You're late

Friday, June 5, 2015

Family Time

We decided to kick Summer off the right way and go camping with my sister Jenny and her family. Figuring out where to go seemed to include way too much indecision, but we finally decided to make base camp at Huntington North State Park and maybe take a ride into the high country to escape the heat of the day. Huntington North is a nice place to stay, though I wouldn't really call it camping. Running water, restrooms, showers and full cell service make it seem a little too civilized. 

As the second day's heat really started to settle in, we packed up and spent the afternoon in the high country where we found a mixed bag of rainbows and tigers that were willing to play. Riann sure had the magic touch. On the way back I convinced the wife to let me fling a fly in one of my favorite streams. Managed a couple before we moved on, did see a couple of cicadas around so maybe I'll head back over soon...

After fishing we found a place to eat lunch and shoot some guns.

Lot's of fun out and about. Hope you can get out, be safe and enjoy nature.
- Kidder

Monday, June 1, 2015

Book Review: Streams of Consciousness

Streams of Consciousness
Hip-Deep Dispatches from the River of Life
by Jeff Hull

It took me a couple of chapters to really get into this book. I don't know why, but it seemed that the author was disconnected from the stories and it made me not care. Again, I'm not sure why, but it wasn't until the chapter Blackfeet Lake Tales that the author became real to me. Maybe it was the tension in the Native American/White relationship so succinctly related through a line of dialog, "You're pretty ugly for a white guy." 

Another highlight of the book came from the chapter Brothers in waiting, where we're not only introduced to a young angler named Talan but also the author's brother. The author is helping Talan try and catch some fish through Camp Mak-A-Dream and the author relates his experiences with that of his brother Chris, who was diagnosed with a terminal illness at age 8. Later in the book Third Spaces tells the end of Chris's story in a painful chapter that relates the awful experience of losing a loved one.

Overall, this is a fishing book, but it deals with so much more than just fishing. In the chapter Rorschach Bluegill the author tells of his time in a mental institution and his battle with depression. As a teacher it was a very poignant reminder of what many of my students deal with and how misunderstood the affliction can truly be. 

I think Streams of Consciousness is a great book, one that I'll probably re-read sometime in the near future. Hope you can get out, be safe, and enjoy nature or at very least read about it.
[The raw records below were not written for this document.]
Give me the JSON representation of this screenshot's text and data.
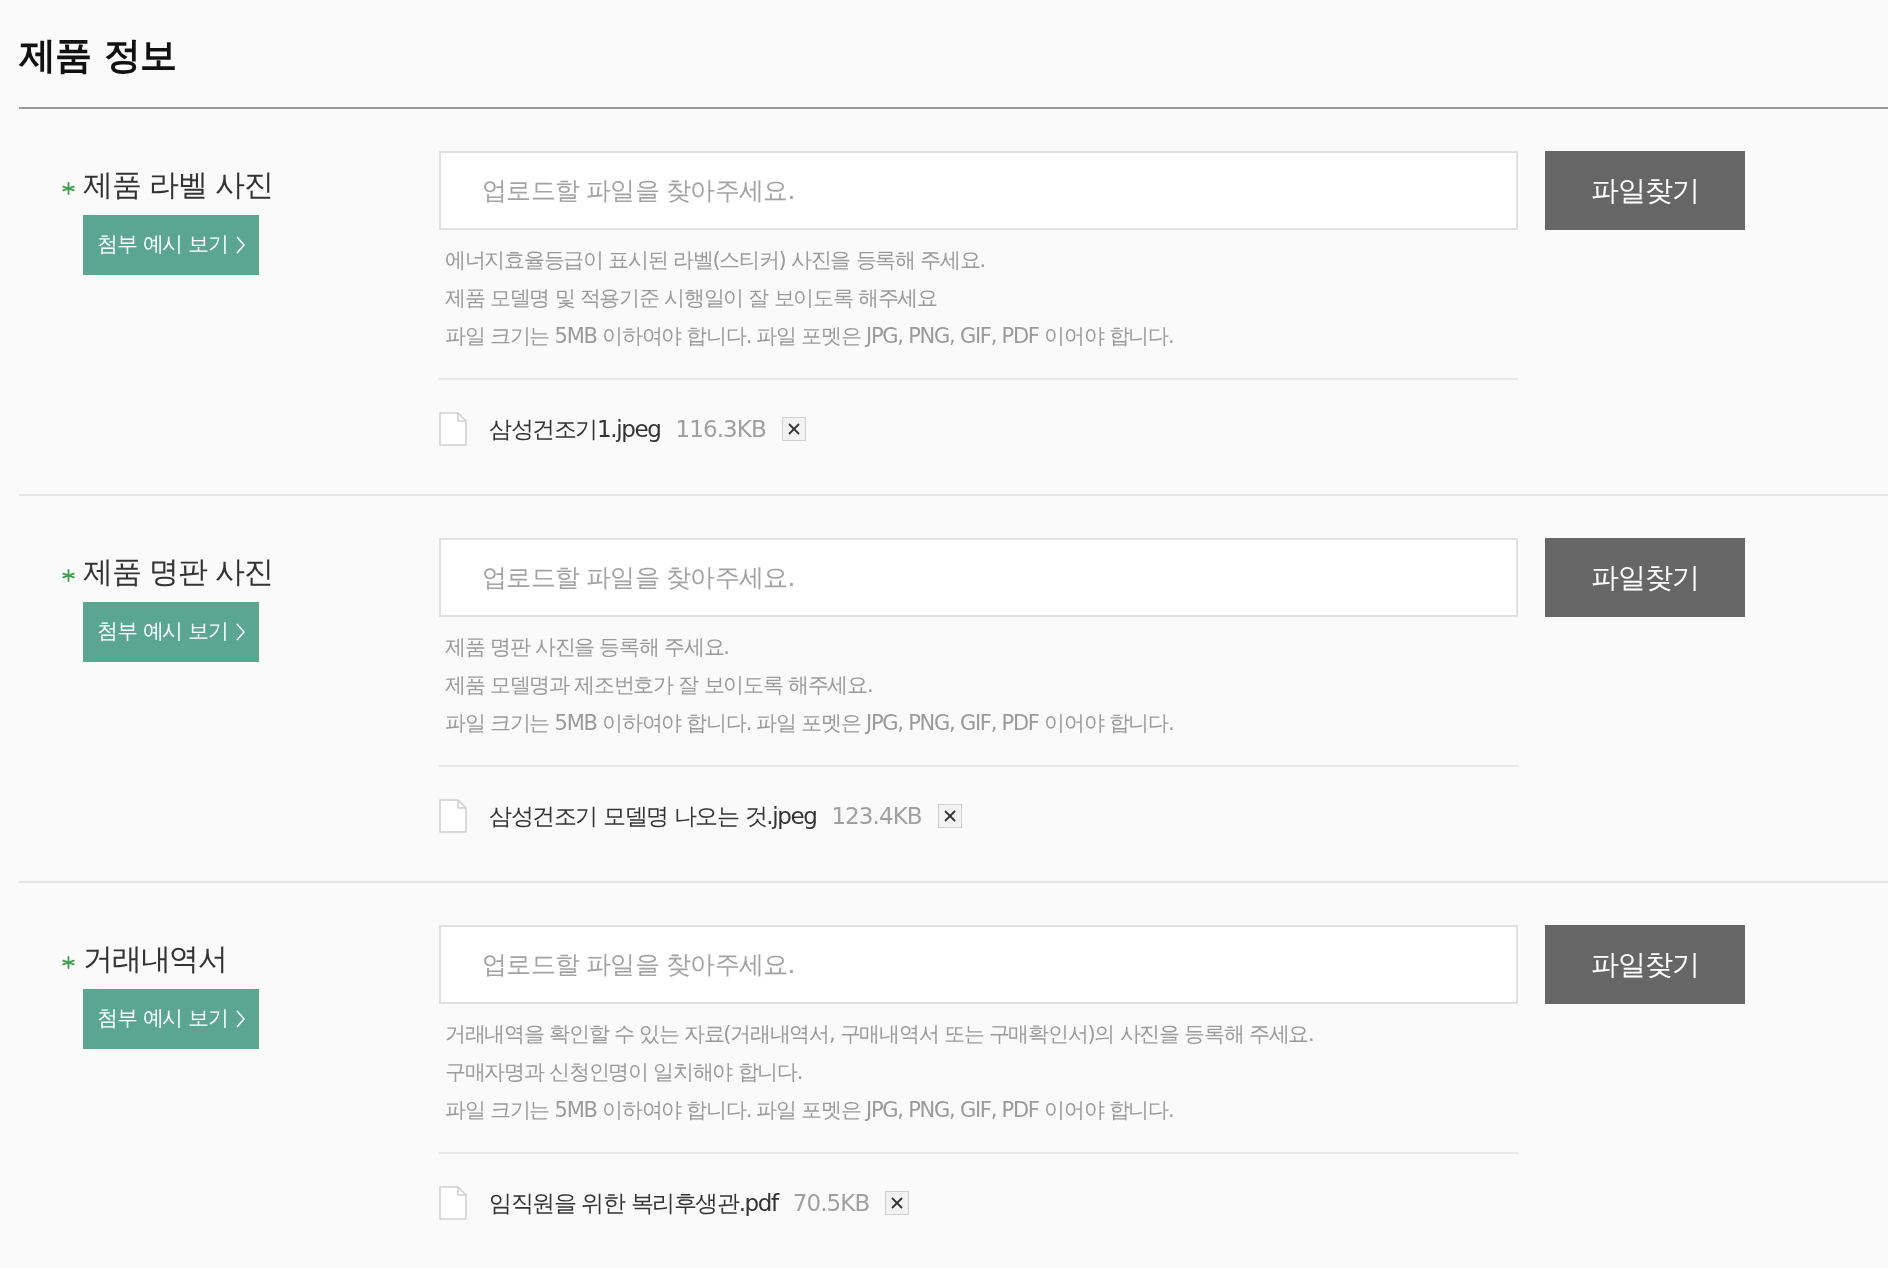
{
  "title": "제품 정보",
  "fields": [
    {
      "label": "제품 라벨 사진",
      "required": true,
      "example_button": "첨부 예시 보기",
      "file_input": {
        "placeholder": "업로드할 파일을 찾아주세요."
      },
      "browse_button": "파일찾기",
      "hints": [
        "에너지효율등급이 표시된 라벨(스티커) 사진을 등록해 주세요.",
        "제품 모델명 및 적용기준 시행일이 잘 보이도록 해주세요",
        "파일 크기는 5MB 이하여야 합니다. 파일 포멧은 JPG, PNG, GIF, PDF 이어야 합니다."
      ],
      "files": [
        {
          "name": "삼성건조기1.jpeg",
          "size": "116.3KB"
        }
      ]
    },
    {
      "label": "제품 명판 사진",
      "required": true,
      "example_button": "첨부 예시 보기",
      "file_input": {
        "placeholder": "업로드할 파일을 찾아주세요."
      },
      "browse_button": "파일찾기",
      "hints": [
        "제품 명판 사진을 등록해 주세요.",
        "제품 모델명과 제조번호가 잘 보이도록 해주세요.",
        "파일 크기는 5MB 이하여야 합니다. 파일 포멧은 JPG, PNG, GIF, PDF 이어야 합니다."
      ],
      "files": [
        {
          "name": "삼성건조기 모델명 나오는 것.jpeg",
          "size": "123.4KB"
        }
      ]
    },
    {
      "label": "거래내역서",
      "required": true,
      "example_button": "첨부 예시 보기",
      "file_input": {
        "placeholder": "업로드할 파일을 찾아주세요."
      },
      "browse_button": "파일찾기",
      "hints": [
        "거래내역을 확인할 수 있는 자료(거래내역서, 구매내역서 또는 구매확인서)의 사진을 등록해 주세요.",
        "구매자명과 신청인명이 일치해야 합니다.",
        "파일 크기는 5MB 이하여야 합니다. 파일 포멧은 JPG, PNG, GIF, PDF 이어야 합니다."
      ],
      "files": [
        {
          "name": "임직원을 위한 복리후생관.pdf",
          "size": "70.5KB"
        }
      ]
    }
  ]
}
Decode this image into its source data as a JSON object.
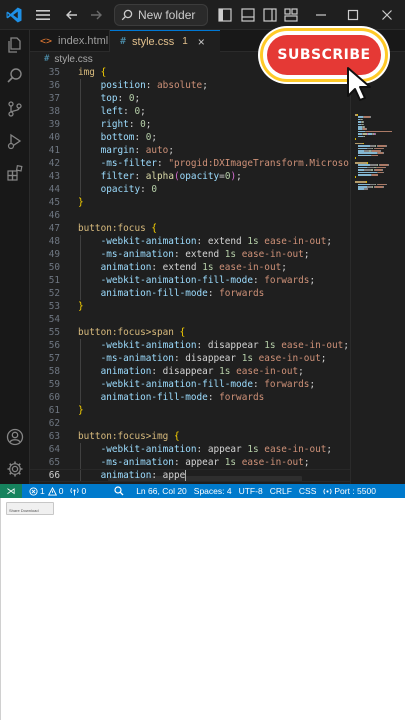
{
  "titlebar": {
    "search_label": "New folder"
  },
  "tabs": [
    {
      "icon": "<>",
      "label": "index.html"
    },
    {
      "icon": "#",
      "label": "style.css",
      "badge": "1",
      "close": "×"
    }
  ],
  "breadcrumb": {
    "icon": "#",
    "file": "style.css"
  },
  "editor": {
    "lines": [
      {
        "n": "35",
        "tokens": [
          [
            "img ",
            "k-sel"
          ],
          [
            "{",
            "k-brace"
          ]
        ]
      },
      {
        "n": "36",
        "tokens": [
          [
            "    position",
            "k-prop"
          ],
          [
            ": ",
            "k-pun"
          ],
          [
            "absolute",
            "k-val"
          ],
          [
            ";",
            "k-pun"
          ]
        ]
      },
      {
        "n": "37",
        "tokens": [
          [
            "    top",
            "k-prop"
          ],
          [
            ": ",
            "k-pun"
          ],
          [
            "0",
            "k-num"
          ],
          [
            ";",
            "k-pun"
          ]
        ]
      },
      {
        "n": "38",
        "tokens": [
          [
            "    left",
            "k-prop"
          ],
          [
            ": ",
            "k-pun"
          ],
          [
            "0",
            "k-num"
          ],
          [
            ";",
            "k-pun"
          ]
        ]
      },
      {
        "n": "39",
        "tokens": [
          [
            "    right",
            "k-prop"
          ],
          [
            ": ",
            "k-pun"
          ],
          [
            "0",
            "k-num"
          ],
          [
            ";",
            "k-pun"
          ]
        ]
      },
      {
        "n": "40",
        "tokens": [
          [
            "    bottom",
            "k-prop"
          ],
          [
            ": ",
            "k-pun"
          ],
          [
            "0",
            "k-num"
          ],
          [
            ";",
            "k-pun"
          ]
        ]
      },
      {
        "n": "41",
        "tokens": [
          [
            "    margin",
            "k-prop"
          ],
          [
            ": ",
            "k-pun"
          ],
          [
            "auto",
            "k-val"
          ],
          [
            ";",
            "k-pun"
          ]
        ]
      },
      {
        "n": "42",
        "tokens": [
          [
            "    -ms-filter",
            "k-prop"
          ],
          [
            ": ",
            "k-pun"
          ],
          [
            "\"progid:DXImageTransform.Microsoft.Al",
            "k-val"
          ]
        ]
      },
      {
        "n": "43",
        "tokens": [
          [
            "    filter",
            "k-prop"
          ],
          [
            ": ",
            "k-pun"
          ],
          [
            "alpha",
            "k-fn"
          ],
          [
            "(",
            "k-brace2"
          ],
          [
            "opacity",
            "k-prop"
          ],
          [
            "=",
            "k-pun"
          ],
          [
            "0",
            "k-num"
          ],
          [
            ")",
            "k-brace2"
          ],
          [
            ";",
            "k-pun"
          ]
        ]
      },
      {
        "n": "44",
        "tokens": [
          [
            "    opacity",
            "k-prop"
          ],
          [
            ": ",
            "k-pun"
          ],
          [
            "0",
            "k-num"
          ]
        ]
      },
      {
        "n": "45",
        "tokens": [
          [
            "}",
            "k-brace"
          ]
        ]
      },
      {
        "n": "46",
        "tokens": []
      },
      {
        "n": "47",
        "tokens": [
          [
            "button:focus ",
            "k-sel"
          ],
          [
            "{",
            "k-brace"
          ]
        ]
      },
      {
        "n": "48",
        "tokens": [
          [
            "    -webkit-animation",
            "k-prop"
          ],
          [
            ": ",
            "k-pun"
          ],
          [
            "extend ",
            "k-pun"
          ],
          [
            "1s",
            "k-num"
          ],
          [
            " ",
            "k-pun"
          ],
          [
            "ease-in-out",
            "k-val"
          ],
          [
            ";",
            "k-pun"
          ]
        ]
      },
      {
        "n": "49",
        "tokens": [
          [
            "    -ms-animation",
            "k-prop"
          ],
          [
            ": ",
            "k-pun"
          ],
          [
            "extend ",
            "k-pun"
          ],
          [
            "1s",
            "k-num"
          ],
          [
            " ",
            "k-pun"
          ],
          [
            "ease-in-out",
            "k-val"
          ],
          [
            ";",
            "k-pun"
          ]
        ]
      },
      {
        "n": "50",
        "tokens": [
          [
            "    animation",
            "k-prop"
          ],
          [
            ": ",
            "k-pun"
          ],
          [
            "extend ",
            "k-pun"
          ],
          [
            "1s",
            "k-num"
          ],
          [
            " ",
            "k-pun"
          ],
          [
            "ease-in-out",
            "k-val"
          ],
          [
            ";",
            "k-pun"
          ]
        ]
      },
      {
        "n": "51",
        "tokens": [
          [
            "    -webkit-animation-fill-mode",
            "k-prop"
          ],
          [
            ": ",
            "k-pun"
          ],
          [
            "forwards",
            "k-val"
          ],
          [
            ";",
            "k-pun"
          ]
        ]
      },
      {
        "n": "52",
        "tokens": [
          [
            "    animation-fill-mode",
            "k-prop"
          ],
          [
            ": ",
            "k-pun"
          ],
          [
            "forwards",
            "k-val"
          ]
        ]
      },
      {
        "n": "53",
        "tokens": [
          [
            "}",
            "k-brace"
          ]
        ]
      },
      {
        "n": "54",
        "tokens": []
      },
      {
        "n": "55",
        "tokens": [
          [
            "button:focus>span ",
            "k-sel"
          ],
          [
            "{",
            "k-brace"
          ]
        ]
      },
      {
        "n": "56",
        "tokens": [
          [
            "    -webkit-animation",
            "k-prop"
          ],
          [
            ": ",
            "k-pun"
          ],
          [
            "disappear ",
            "k-pun"
          ],
          [
            "1s",
            "k-num"
          ],
          [
            " ",
            "k-pun"
          ],
          [
            "ease-in-out",
            "k-val"
          ],
          [
            ";",
            "k-pun"
          ]
        ]
      },
      {
        "n": "57",
        "tokens": [
          [
            "    -ms-animation",
            "k-prop"
          ],
          [
            ": ",
            "k-pun"
          ],
          [
            "disappear ",
            "k-pun"
          ],
          [
            "1s",
            "k-num"
          ],
          [
            " ",
            "k-pun"
          ],
          [
            "ease-in-out",
            "k-val"
          ],
          [
            ";",
            "k-pun"
          ]
        ]
      },
      {
        "n": "58",
        "tokens": [
          [
            "    animation",
            "k-prop"
          ],
          [
            ": ",
            "k-pun"
          ],
          [
            "disappear ",
            "k-pun"
          ],
          [
            "1s",
            "k-num"
          ],
          [
            " ",
            "k-pun"
          ],
          [
            "ease-in-out",
            "k-val"
          ],
          [
            ";",
            "k-pun"
          ]
        ]
      },
      {
        "n": "59",
        "tokens": [
          [
            "    -webkit-animation-fill-mode",
            "k-prop"
          ],
          [
            ": ",
            "k-pun"
          ],
          [
            "forwards",
            "k-val"
          ],
          [
            ";",
            "k-pun"
          ]
        ]
      },
      {
        "n": "60",
        "tokens": [
          [
            "    animation-fill-mode",
            "k-prop"
          ],
          [
            ": ",
            "k-pun"
          ],
          [
            "forwards",
            "k-val"
          ]
        ]
      },
      {
        "n": "61",
        "tokens": [
          [
            "}",
            "k-brace"
          ]
        ]
      },
      {
        "n": "62",
        "tokens": []
      },
      {
        "n": "63",
        "tokens": [
          [
            "button:focus>img ",
            "k-sel"
          ],
          [
            "{",
            "k-brace"
          ]
        ]
      },
      {
        "n": "64",
        "tokens": [
          [
            "    -webkit-animation",
            "k-prop"
          ],
          [
            ": ",
            "k-pun"
          ],
          [
            "appear ",
            "k-pun"
          ],
          [
            "1s",
            "k-num"
          ],
          [
            " ",
            "k-pun"
          ],
          [
            "ease-in-out",
            "k-val"
          ],
          [
            ";",
            "k-pun"
          ]
        ]
      },
      {
        "n": "65",
        "tokens": [
          [
            "    -ms-animation",
            "k-prop"
          ],
          [
            ": ",
            "k-pun"
          ],
          [
            "appear ",
            "k-pun"
          ],
          [
            "1s",
            "k-num"
          ],
          [
            " ",
            "k-pun"
          ],
          [
            "ease-in-out",
            "k-val"
          ],
          [
            ";",
            "k-pun"
          ]
        ]
      },
      {
        "n": "66",
        "tokens": [
          [
            "    animation",
            "k-prop"
          ],
          [
            ": ",
            "k-pun"
          ],
          [
            "appe",
            "k-pun"
          ]
        ],
        "active": true
      }
    ]
  },
  "overlay": {
    "subscribe_label": "SUBSCRIBE"
  },
  "statusbar": {
    "remote": "⋊",
    "errors": "1",
    "warnings": "0",
    "ports_count": "0",
    "position": "Ln 66, Col 20",
    "spaces": "Spaces: 4",
    "encoding": "UTF-8",
    "eol": "CRLF",
    "language": "CSS",
    "port": "Port : 5500"
  },
  "preview": {
    "button_label": "Share Download"
  },
  "colors": {
    "statusbar": "#007acc",
    "editor_bg": "#1f1f1f",
    "accent": "#0078d4",
    "subscribe_red": "#e53935",
    "subscribe_border": "#ffca28"
  }
}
- Kidder

"But, even though the white walls of the ward stood just beyond the green crest of the hill, nobody killed themselves or even talked about it down where the bluegills lived." pg 110